We serve a large, diverse group of students in a mixed urban-rural setting. Many of them come from low socio-economic families; this area of our school system is the poorest. They are historically underserved and are a high immigrant population; we have students from Ukraine, Russia, Moldova, Mexico, El Salvador, Honduras, Samoa and other Pacific Islands, Romania, Albania, and the highest population of Micronesians in our county. They bring their cultures, backgrounds, and experiences to school, creating a fairly unique learning environment that the library is truly the center of.
They visit the library of their own accord to 3D print, check out board games, socialize, access technology, talk books and reading, and as a safe space in an environment that can be volatile at times. They want to learn, to meet our high expectations, and are smart enough to recognize when we aren’t doing all that we can to help and encourage them and notice when things aren’t up to par.
Donations will directly support student learning in the library:
Our library has been undergoing a change beginning two years ago when both librarians arrived new to the school. Last year, we wrote a Five Year Collection Development and Library Management Plan. One of the goals is to update the physical appearance of the library to bring it into the 21st century and support our 1:1 program. We see an average of 120 students during our open tutorial period, 3 classes, and 17 individual students per day. Our furniture is approximately 30 years old and no longer viable for our programming.
It’s a wonderful proposal for a great person, so please donate to a cause that will really benefit the educational experience of North Carolina’s children. In this difficult political climate where many of us are not sure what we can do or how we can facilitate change, donations such as these, however small, can make a huge and direct impact onchildren’s education.
You can read more about Laina’s proposal (including a detailed breakdown of how donations will be spent) here.
UPDATE: The funding goal on this project has been reached; thanks to those of you who donated. You the real MVP’s.
It is a depressing time to be both an American and a person who thinks that facts matter. We have a President who denies the reality of climate change; claims that performing a study into whether voter fraud occurred is in and of itself grounds for concluding that voter fraud occurred; and, of course, prefers “alternative facts” [sic] when the way the world actually is turns out not to be in his liking. Donald Trump’s world is a zero sum game where if you’re not a winner you’re a loser, and there’s no grey area between terrific and disaster. And this is, like, the first week.
But though Trump is as pernicious an enemy to critical thinking as we’ve seen in quite some time, this current state of affairs provides librarians with an opportunity to (re)establish ourselves as educators whose primary business is helping learners distinguish fact from fiction. Carl Rogers once said that when doing research “the facts are friendly.” I can think of no better credo for the information literacy enterprise, and no better message that we could hope to deliver to our students.

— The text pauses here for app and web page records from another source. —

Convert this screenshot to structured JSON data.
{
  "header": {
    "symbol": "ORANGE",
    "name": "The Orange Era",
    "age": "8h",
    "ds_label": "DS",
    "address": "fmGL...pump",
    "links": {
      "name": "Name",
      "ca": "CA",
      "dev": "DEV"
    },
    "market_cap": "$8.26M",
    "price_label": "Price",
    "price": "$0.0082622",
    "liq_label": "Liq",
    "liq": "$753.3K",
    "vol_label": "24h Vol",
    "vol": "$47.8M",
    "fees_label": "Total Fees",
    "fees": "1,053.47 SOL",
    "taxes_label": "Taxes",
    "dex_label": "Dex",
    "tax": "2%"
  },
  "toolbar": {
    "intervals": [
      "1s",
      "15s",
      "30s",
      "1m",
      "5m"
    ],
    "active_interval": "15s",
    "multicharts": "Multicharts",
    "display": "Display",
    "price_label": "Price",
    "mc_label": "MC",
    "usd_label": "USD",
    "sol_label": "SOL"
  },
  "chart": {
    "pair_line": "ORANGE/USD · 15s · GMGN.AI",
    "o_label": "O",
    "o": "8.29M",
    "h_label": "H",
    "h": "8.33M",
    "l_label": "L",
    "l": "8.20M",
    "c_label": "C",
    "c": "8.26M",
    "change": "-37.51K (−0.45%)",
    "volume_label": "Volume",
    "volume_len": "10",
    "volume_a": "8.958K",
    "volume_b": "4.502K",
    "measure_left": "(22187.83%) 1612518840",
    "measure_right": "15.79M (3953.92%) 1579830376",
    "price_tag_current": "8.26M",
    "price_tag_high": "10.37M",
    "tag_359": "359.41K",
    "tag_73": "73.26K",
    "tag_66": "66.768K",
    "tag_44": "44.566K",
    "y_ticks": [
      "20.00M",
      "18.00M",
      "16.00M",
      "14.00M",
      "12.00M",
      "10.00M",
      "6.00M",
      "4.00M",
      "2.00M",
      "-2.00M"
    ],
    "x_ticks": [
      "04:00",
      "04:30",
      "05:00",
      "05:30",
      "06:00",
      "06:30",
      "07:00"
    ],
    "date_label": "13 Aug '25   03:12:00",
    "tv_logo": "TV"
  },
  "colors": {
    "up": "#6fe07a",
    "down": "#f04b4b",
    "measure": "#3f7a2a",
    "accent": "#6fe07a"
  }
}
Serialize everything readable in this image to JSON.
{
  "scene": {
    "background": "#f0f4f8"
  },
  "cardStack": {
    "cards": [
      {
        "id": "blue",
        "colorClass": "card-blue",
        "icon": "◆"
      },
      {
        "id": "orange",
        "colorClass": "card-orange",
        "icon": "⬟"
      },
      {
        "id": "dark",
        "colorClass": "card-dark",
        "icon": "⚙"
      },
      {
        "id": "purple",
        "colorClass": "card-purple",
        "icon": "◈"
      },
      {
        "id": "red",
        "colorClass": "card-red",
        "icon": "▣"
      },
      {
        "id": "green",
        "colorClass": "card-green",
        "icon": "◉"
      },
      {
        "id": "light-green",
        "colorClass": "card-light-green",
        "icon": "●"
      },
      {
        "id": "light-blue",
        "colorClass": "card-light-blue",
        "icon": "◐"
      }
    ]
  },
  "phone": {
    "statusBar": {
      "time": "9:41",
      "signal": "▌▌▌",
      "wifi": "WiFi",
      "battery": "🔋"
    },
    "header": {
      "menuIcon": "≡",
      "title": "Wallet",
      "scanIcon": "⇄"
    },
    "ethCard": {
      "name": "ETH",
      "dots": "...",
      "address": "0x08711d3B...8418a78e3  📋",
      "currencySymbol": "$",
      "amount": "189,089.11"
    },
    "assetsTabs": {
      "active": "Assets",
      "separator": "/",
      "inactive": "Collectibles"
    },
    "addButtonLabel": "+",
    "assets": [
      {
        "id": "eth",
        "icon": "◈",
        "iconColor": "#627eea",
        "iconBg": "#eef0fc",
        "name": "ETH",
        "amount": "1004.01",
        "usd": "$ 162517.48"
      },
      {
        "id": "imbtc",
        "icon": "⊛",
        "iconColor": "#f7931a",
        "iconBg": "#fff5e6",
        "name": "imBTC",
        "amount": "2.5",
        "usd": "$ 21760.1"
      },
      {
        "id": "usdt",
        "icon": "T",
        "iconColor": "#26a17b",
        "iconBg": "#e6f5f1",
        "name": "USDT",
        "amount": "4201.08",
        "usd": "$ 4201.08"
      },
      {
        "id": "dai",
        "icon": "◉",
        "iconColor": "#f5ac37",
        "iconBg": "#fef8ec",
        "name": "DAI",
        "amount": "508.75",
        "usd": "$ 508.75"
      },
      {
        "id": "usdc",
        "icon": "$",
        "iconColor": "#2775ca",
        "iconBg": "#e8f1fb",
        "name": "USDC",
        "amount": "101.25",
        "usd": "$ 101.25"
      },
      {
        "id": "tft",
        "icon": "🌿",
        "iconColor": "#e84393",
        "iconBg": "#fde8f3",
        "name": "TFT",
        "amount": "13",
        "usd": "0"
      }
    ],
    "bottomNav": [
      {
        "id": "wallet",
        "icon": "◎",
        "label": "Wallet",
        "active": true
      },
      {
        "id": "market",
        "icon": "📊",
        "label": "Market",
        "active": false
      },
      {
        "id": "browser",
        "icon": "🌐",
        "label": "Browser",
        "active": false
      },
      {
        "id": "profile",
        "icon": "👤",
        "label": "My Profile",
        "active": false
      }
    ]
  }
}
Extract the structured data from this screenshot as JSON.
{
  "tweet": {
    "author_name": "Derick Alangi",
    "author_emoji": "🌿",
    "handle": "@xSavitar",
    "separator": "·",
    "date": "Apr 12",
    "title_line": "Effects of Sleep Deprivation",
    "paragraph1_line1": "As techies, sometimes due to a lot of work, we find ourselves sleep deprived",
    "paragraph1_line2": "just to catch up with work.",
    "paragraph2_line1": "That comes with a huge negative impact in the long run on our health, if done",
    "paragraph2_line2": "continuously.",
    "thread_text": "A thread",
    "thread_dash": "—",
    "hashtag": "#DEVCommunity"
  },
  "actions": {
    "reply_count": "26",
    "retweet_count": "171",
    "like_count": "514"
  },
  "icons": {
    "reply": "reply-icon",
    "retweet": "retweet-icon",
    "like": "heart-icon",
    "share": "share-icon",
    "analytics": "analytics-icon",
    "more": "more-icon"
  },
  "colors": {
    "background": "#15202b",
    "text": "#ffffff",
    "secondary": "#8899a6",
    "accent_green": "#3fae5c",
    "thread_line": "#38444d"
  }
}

Librarians, I’ve always believed, are in the very business of evidence: we teach learners how to use reliable information so they can construct their beliefs based on the best evidence available to them. Whether helping a student find an article in a database; learn how to cite something in MLA; or write an annotated bibliography, all our efforts boil down to helping learners base their beliefs on the evidence.
The present situation affords us a unique opportunity to use our creative powers to make this expertise explicit, and help both students and other campus faculty see our value in the realm of critical thinking. There are any number of ways to do this that fall squarely within the realm of librarianship. And the best ways, in my opinion, will be lessons that maintain our neutrality in the face of politics and and our allegiance to the facts, whatever they may happen to be. Facts are not political, no matter what this, or any other government administration may prefer you to believe.